• **Problem details**: Reprint the entire listing exactly.

════════════════

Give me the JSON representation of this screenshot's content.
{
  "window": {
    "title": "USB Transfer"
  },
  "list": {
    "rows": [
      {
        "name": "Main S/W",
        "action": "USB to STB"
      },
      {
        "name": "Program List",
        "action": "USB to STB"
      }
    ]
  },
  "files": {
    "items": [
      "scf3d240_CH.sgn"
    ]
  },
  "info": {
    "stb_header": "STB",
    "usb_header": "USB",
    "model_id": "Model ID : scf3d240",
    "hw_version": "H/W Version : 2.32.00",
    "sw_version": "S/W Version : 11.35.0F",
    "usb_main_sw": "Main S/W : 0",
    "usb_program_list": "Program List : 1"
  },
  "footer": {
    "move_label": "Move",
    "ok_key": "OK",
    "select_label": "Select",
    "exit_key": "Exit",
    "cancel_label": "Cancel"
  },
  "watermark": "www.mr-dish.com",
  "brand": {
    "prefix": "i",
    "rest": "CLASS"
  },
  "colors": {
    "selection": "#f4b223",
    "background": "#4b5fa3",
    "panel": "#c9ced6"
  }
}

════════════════

• **Solved exercise**:
Give me the JSON representation of this screenshot's content.
{
  "window": {
    "title": "USB Transfer"
  },
  "list": {
    "rows": [
      {
        "name": "Main S/W",
        "action": "USB to STB"
      },
      {
        "name": "Program List",
        "action": "USB to STB"
      }
    ]
  },
  "files": {
    "items": [
      "scf3d240_CH.sgn"
    ]
  },
  "info": {
    "stb_header": "STB",
    "usb_header": "USB",
    "model_id": "Model ID : scf3d240",
    "hw_version": "H/W Version : 2.32.00",
    "sw_version": "S/W Version : 11.35.0F",
    "usb_main_sw": "Main S/W : 0",
    "usb_program_list": "Program List : 1"
  },
  "footer": {
    "move_label": "Move",
    "ok_key": "OK",
    "select_label": "Select",
    "exit_key": "Exit",
    "cancel_label": "Cancel"
  },
  "watermark": "www.mr-dish.com",
  "brand": {
    "prefix": "i",
    "rest": "CLASS"
  },
  "colors": {
    "selection": "#f4b223",
    "background": "#4b5fa3",
    "panel": "#c9ced6"
  }
}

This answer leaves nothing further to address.